------ MATERIAL SUPPLIED

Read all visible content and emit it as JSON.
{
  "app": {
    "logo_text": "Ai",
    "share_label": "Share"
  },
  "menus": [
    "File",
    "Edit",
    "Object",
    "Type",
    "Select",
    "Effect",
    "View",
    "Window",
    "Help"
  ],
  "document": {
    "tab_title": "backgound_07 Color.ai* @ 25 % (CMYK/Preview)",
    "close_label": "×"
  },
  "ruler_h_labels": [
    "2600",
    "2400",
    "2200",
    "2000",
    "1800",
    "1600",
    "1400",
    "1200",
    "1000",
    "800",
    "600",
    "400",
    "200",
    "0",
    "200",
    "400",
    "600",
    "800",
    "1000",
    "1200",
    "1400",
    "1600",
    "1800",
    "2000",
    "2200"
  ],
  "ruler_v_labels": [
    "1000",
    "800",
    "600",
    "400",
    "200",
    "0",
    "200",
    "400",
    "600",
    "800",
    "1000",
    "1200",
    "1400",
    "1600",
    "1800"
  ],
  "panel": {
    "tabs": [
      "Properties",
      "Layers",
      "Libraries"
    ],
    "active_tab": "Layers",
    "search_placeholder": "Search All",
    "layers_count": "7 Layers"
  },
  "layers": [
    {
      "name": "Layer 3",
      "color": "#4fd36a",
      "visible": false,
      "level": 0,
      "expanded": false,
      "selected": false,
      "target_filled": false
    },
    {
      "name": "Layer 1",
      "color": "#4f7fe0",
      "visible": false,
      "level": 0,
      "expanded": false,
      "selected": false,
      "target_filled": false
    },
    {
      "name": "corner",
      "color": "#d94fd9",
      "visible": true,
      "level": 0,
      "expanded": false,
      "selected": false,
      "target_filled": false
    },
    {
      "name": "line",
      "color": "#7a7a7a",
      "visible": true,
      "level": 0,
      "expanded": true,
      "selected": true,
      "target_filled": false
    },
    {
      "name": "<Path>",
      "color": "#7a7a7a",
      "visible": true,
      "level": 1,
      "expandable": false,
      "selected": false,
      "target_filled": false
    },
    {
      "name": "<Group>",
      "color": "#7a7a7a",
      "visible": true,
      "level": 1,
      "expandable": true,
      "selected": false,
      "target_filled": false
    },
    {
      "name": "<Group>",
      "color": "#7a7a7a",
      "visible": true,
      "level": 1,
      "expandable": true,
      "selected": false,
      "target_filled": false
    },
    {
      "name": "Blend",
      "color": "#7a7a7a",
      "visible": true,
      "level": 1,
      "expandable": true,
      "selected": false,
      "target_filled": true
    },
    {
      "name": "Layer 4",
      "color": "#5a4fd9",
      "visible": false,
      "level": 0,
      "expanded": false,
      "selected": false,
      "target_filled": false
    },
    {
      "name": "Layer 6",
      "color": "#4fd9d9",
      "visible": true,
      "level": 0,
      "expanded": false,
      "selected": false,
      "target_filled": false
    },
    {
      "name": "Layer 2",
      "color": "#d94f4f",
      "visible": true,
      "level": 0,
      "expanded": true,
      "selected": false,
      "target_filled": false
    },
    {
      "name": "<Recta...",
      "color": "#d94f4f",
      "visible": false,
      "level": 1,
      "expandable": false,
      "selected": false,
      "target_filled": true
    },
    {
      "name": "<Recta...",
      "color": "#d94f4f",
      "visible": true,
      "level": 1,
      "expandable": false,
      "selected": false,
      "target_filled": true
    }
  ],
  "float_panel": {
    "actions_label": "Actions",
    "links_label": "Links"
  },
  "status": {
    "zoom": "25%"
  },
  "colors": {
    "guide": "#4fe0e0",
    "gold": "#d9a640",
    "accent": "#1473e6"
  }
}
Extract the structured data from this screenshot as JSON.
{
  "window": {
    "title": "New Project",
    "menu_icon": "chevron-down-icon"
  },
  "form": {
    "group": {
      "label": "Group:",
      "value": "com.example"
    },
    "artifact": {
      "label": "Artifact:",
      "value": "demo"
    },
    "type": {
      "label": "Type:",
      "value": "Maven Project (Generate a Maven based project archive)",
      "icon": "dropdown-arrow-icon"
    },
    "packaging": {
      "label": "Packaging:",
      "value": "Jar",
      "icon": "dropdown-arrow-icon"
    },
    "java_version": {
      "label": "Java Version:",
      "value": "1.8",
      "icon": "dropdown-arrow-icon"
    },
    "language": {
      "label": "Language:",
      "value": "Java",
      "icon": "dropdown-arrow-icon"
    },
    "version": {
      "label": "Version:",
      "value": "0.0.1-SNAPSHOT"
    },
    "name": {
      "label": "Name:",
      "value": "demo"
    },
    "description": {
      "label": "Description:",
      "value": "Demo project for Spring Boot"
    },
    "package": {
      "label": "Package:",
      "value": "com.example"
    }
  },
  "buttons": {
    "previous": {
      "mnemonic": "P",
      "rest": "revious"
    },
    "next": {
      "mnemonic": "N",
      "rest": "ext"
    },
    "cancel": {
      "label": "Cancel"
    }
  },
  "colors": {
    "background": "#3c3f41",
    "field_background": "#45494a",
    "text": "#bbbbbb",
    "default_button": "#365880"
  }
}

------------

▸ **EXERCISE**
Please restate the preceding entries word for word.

▸ **FINAL ANSWER**
Read all visible content and emit it as JSON.
{
  "app": {
    "logo_text": "Ai",
    "share_label": "Share"
  },
  "menus": [
    "File",
    "Edit",
    "Object",
    "Type",
    "Select",
    "Effect",
    "View",
    "Window",
    "Help"
  ],
  "document": {
    "tab_title": "backgound_07 Color.ai* @ 25 % (CMYK/Preview)",
    "close_label": "×"
  },
  "ruler_h_labels": [
    "2600",
    "2400",
    "2200",
    "2000",
    "1800",
    "1600",
    "1400",
    "1200",
    "1000",
    "800",
    "600",
    "400",
    "200",
    "0",
    "200",
    "400",
    "600",
    "800",
    "1000",
    "1200",
    "1400",
    "1600",
    "1800",
    "2000",
    "2200"
  ],
  "ruler_v_labels": [
    "1000",
    "800",
    "600",
    "400",
    "200",
    "0",
    "200",
    "400",
    "600",
    "800",
    "1000",
    "1200",
    "1400",
    "1600",
    "1800"
  ],
  "panel": {
    "tabs": [
      "Properties",
      "Layers",
      "Libraries"
    ],
    "active_tab": "Layers",
    "search_placeholder": "Search All",
    "layers_count": "7 Layers"
  },
  "layers": [
    {
      "name": "Layer 3",
      "color": "#4fd36a",
      "visible": false,
      "level": 0,
      "expanded": false,
      "selected": false,
      "target_filled": false
    },
    {
      "name": "Layer 1",
      "color": "#4f7fe0",
      "visible": false,
      "level": 0,
      "expanded": false,
      "selected": false,
      "target_filled": false
    },
    {
      "name": "corner",
      "color": "#d94fd9",
      "visible": true,
      "level": 0,
      "expanded": false,
      "selected": false,
      "target_filled": false
    },
    {
      "name": "line",
      "color": "#7a7a7a",
      "visible": true,
      "level": 0,
      "expanded": true,
      "selected": true,
      "target_filled": false
    },
    {
      "name": "<Path>",
      "color": "#7a7a7a",
      "visible": true,
      "level": 1,
      "expandable": false,
      "selected": false,
      "target_filled": false
    },
    {
      "name": "<Group>",
      "color": "#7a7a7a",
      "visible": true,
      "level": 1,
      "expandable": true,
      "selected": false,
      "target_filled": false
    },
    {
      "name": "<Group>",
      "color": "#7a7a7a",
      "visible": true,
      "level": 1,
      "expandable": true,
      "selected": false,
      "target_filled": false
    },
    {
      "name": "Blend",
      "color": "#7a7a7a",
      "visible": true,
      "level": 1,
      "expandable": true,
      "selected": false,
      "target_filled": true
    },
    {
      "name": "Layer 4",
      "color": "#5a4fd9",
      "visible": false,
      "level": 0,
      "expanded": false,
      "selected": false,
      "target_filled": false
    },
    {
      "name": "Layer 6",
      "color": "#4fd9d9",
      "visible": true,
      "level": 0,
      "expanded": false,
      "selected": false,
      "target_filled": false
    },
    {
      "name": "Layer 2",
      "color": "#d94f4f",
      "visible": true,
      "level": 0,
      "expanded": true,
      "selected": false,
      "target_filled": false
    },
    {
      "name": "<Recta...",
      "color": "#d94f4f",
      "visible": false,
      "level": 1,
      "expandable": false,
      "selected": false,
      "target_filled": true
    },
    {
      "name": "<Recta...",
      "color": "#d94f4f",
      "visible": true,
      "level": 1,
      "expandable": false,
      "selected": false,
      "target_filled": true
    }
  ],
  "float_panel": {
    "actions_label": "Actions",
    "links_label": "Links"
  },
  "status": {
    "zoom": "25%"
  },
  "colors": {
    "guide": "#4fe0e0",
    "gold": "#d9a640",
    "accent": "#1473e6"
  }
}
Extract the structured data from this screenshot as JSON.
{
  "window": {
    "title": "New Project",
    "menu_icon": "chevron-down-icon"
  },
  "form": {
    "group": {
      "label": "Group:",
      "value": "com.example"
    },
    "artifact": {
      "label": "Artifact:",
      "value": "demo"
    },
    "type": {
      "label": "Type:",
      "value": "Maven Project (Generate a Maven based project archive)",
      "icon": "dropdown-arrow-icon"
    },
    "packaging": {
      "label": "Packaging:",
      "value": "Jar",
      "icon": "dropdown-arrow-icon"
    },
    "java_version": {
      "label": "Java Version:",
      "value": "1.8",
      "icon": "dropdown-arrow-icon"
    },
    "language": {
      "label": "Language:",
      "value": "Java",
      "icon": "dropdown-arrow-icon"
    },
    "version": {
      "label": "Version:",
      "value": "0.0.1-SNAPSHOT"
    },
    "name": {
      "label": "Name:",
      "value": "demo"
    },
    "description": {
      "label": "Description:",
      "value": "Demo project for Spring Boot"
    },
    "package": {
      "label": "Package:",
      "value": "com.example"
    }
  },
  "buttons": {
    "previous": {
      "mnemonic": "P",
      "rest": "revious"
    },
    "next": {
      "mnemonic": "N",
      "rest": "ext"
    },
    "cancel": {
      "label": "Cancel"
    }
  },
  "colors": {
    "background": "#3c3f41",
    "field_background": "#45494a",
    "text": "#bbbbbb",
    "default_button": "#365880"
  }
}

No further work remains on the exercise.